[[ Information provided, beginning ]]

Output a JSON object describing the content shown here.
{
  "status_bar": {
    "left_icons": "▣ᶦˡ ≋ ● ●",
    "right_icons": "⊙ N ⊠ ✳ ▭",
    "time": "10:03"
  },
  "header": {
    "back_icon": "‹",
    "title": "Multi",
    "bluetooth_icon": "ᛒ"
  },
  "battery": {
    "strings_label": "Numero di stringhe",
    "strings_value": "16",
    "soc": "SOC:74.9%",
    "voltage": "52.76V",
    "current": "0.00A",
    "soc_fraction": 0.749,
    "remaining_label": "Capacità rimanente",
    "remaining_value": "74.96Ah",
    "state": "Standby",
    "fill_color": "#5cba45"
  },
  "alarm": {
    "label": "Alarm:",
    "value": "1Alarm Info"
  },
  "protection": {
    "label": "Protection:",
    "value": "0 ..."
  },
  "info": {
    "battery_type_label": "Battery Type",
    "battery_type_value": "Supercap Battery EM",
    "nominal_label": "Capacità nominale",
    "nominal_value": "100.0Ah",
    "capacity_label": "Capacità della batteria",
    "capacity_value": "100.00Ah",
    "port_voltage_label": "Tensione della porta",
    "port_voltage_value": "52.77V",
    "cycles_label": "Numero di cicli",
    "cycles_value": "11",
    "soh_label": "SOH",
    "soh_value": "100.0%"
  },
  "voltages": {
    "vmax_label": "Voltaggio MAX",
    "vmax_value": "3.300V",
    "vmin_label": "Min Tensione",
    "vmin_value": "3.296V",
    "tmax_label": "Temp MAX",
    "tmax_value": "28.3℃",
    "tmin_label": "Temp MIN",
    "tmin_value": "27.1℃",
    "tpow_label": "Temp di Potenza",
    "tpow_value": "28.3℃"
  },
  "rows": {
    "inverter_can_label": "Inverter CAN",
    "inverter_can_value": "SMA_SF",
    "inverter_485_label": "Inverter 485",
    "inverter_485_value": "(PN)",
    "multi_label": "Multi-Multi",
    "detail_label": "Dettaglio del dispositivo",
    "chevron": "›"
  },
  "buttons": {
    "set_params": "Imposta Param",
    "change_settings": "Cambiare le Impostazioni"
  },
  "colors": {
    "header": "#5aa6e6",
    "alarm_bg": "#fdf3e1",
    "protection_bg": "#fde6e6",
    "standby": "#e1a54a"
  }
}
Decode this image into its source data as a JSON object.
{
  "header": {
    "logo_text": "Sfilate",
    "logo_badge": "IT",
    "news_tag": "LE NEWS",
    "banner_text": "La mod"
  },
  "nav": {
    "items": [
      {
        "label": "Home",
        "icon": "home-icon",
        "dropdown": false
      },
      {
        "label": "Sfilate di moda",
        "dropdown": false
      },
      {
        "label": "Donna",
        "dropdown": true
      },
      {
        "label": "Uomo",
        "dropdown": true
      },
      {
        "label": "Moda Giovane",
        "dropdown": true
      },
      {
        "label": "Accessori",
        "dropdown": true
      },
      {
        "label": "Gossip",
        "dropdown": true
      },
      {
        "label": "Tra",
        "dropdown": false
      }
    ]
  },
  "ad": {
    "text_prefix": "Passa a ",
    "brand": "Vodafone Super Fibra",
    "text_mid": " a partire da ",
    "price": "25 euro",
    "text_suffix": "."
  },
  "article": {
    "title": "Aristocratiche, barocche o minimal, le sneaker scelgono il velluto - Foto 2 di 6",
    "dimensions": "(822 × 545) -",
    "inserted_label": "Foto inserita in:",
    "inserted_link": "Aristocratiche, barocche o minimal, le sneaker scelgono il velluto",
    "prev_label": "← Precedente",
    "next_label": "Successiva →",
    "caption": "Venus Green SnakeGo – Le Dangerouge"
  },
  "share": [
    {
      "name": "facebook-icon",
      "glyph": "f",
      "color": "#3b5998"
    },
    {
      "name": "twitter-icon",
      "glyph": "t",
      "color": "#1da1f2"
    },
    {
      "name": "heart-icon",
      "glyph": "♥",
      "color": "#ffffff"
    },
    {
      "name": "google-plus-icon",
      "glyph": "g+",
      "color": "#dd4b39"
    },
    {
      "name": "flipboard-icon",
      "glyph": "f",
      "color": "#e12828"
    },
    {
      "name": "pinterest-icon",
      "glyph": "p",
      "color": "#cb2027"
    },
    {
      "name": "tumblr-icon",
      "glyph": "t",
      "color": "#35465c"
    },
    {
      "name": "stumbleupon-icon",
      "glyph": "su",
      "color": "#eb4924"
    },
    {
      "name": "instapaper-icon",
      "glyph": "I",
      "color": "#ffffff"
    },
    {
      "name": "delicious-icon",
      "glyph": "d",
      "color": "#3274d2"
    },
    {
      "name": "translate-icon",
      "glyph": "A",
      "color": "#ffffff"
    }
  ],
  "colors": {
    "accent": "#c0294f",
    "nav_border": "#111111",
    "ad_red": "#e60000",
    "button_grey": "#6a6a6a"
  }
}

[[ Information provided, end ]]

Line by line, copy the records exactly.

*Response*
Output a JSON object describing the content shown here.
{
  "status_bar": {
    "left_icons": "▣ᶦˡ ≋ ● ●",
    "right_icons": "⊙ N ⊠ ✳ ▭",
    "time": "10:03"
  },
  "header": {
    "back_icon": "‹",
    "title": "Multi",
    "bluetooth_icon": "ᛒ"
  },
  "battery": {
    "strings_label": "Numero di stringhe",
    "strings_value": "16",
    "soc": "SOC:74.9%",
    "voltage": "52.76V",
    "current": "0.00A",
    "soc_fraction": 0.749,
    "remaining_label": "Capacità rimanente",
    "remaining_value": "74.96Ah",
    "state": "Standby",
    "fill_color": "#5cba45"
  },
  "alarm": {
    "label": "Alarm:",
    "value": "1Alarm Info"
  },
  "protection": {
    "label": "Protection:",
    "value": "0 ..."
  },
  "info": {
    "battery_type_label": "Battery Type",
    "battery_type_value": "Supercap Battery EM",
    "nominal_label": "Capacità nominale",
    "nominal_value": "100.0Ah",
    "capacity_label": "Capacità della batteria",
    "capacity_value": "100.00Ah",
    "port_voltage_label": "Tensione della porta",
    "port_voltage_value": "52.77V",
    "cycles_label": "Numero di cicli",
    "cycles_value": "11",
    "soh_label": "SOH",
    "soh_value": "100.0%"
  },
  "voltages": {
    "vmax_label": "Voltaggio MAX",
    "vmax_value": "3.300V",
    "vmin_label": "Min Tensione",
    "vmin_value": "3.296V",
    "tmax_label": "Temp MAX",
    "tmax_value": "28.3℃",
    "tmin_label": "Temp MIN",
    "tmin_value": "27.1℃",
    "tpow_label": "Temp di Potenza",
    "tpow_value": "28.3℃"
  },
  "rows": {
    "inverter_can_label": "Inverter CAN",
    "inverter_can_value": "SMA_SF",
    "inverter_485_label": "Inverter 485",
    "inverter_485_value": "(PN)",
    "multi_label": "Multi-Multi",
    "detail_label": "Dettaglio del dispositivo",
    "chevron": "›"
  },
  "buttons": {
    "set_params": "Imposta Param",
    "change_settings": "Cambiare le Impostazioni"
  },
  "colors": {
    "header": "#5aa6e6",
    "alarm_bg": "#fdf3e1",
    "protection_bg": "#fde6e6",
    "standby": "#e1a54a"
  }
}
Decode this image into its source data as a JSON object.
{
  "header": {
    "logo_text": "Sfilate",
    "logo_badge": "IT",
    "news_tag": "LE NEWS",
    "banner_text": "La mod"
  },
  "nav": {
    "items": [
      {
        "label": "Home",
        "icon": "home-icon",
        "dropdown": false
      },
      {
        "label": "Sfilate di moda",
        "dropdown": false
      },
      {
        "label": "Donna",
        "dropdown": true
      },
      {
        "label": "Uomo",
        "dropdown": true
      },
      {
        "label": "Moda Giovane",
        "dropdown": true
      },
      {
        "label": "Accessori",
        "dropdown": true
      },
      {
        "label": "Gossip",
        "dropdown": true
      },
      {
        "label": "Tra",
        "dropdown": false
      }
    ]
  },
  "ad": {
    "text_prefix": "Passa a ",
    "brand": "Vodafone Super Fibra",
    "text_mid": " a partire da ",
    "price": "25 euro",
    "text_suffix": "."
  },
  "article": {
    "title": "Aristocratiche, barocche o minimal, le sneaker scelgono il velluto - Foto 2 di 6",
    "dimensions": "(822 × 545) -",
    "inserted_label": "Foto inserita in:",
    "inserted_link": "Aristocratiche, barocche o minimal, le sneaker scelgono il velluto",
    "prev_label": "← Precedente",
    "next_label": "Successiva →",
    "caption": "Venus Green SnakeGo – Le Dangerouge"
  },
  "share": [
    {
      "name": "facebook-icon",
      "glyph": "f",
      "color": "#3b5998"
    },
    {
      "name": "twitter-icon",
      "glyph": "t",
      "color": "#1da1f2"
    },
    {
      "name": "heart-icon",
      "glyph": "♥",
      "color": "#ffffff"
    },
    {
      "name": "google-plus-icon",
      "glyph": "g+",
      "color": "#dd4b39"
    },
    {
      "name": "flipboard-icon",
      "glyph": "f",
      "color": "#e12828"
    },
    {
      "name": "pinterest-icon",
      "glyph": "p",
      "color": "#cb2027"
    },
    {
      "name": "tumblr-icon",
      "glyph": "t",
      "color": "#35465c"
    },
    {
      "name": "stumbleupon-icon",
      "glyph": "su",
      "color": "#eb4924"
    },
    {
      "name": "instapaper-icon",
      "glyph": "I",
      "color": "#ffffff"
    },
    {
      "name": "delicious-icon",
      "glyph": "d",
      "color": "#3274d2"
    },
    {
      "name": "translate-icon",
      "glyph": "A",
      "color": "#ffffff"
    }
  ],
  "colors": {
    "accent": "#c0294f",
    "nav_border": "#111111",
    "ad_red": "#e60000",
    "button_grey": "#6a6a6a"
  }
}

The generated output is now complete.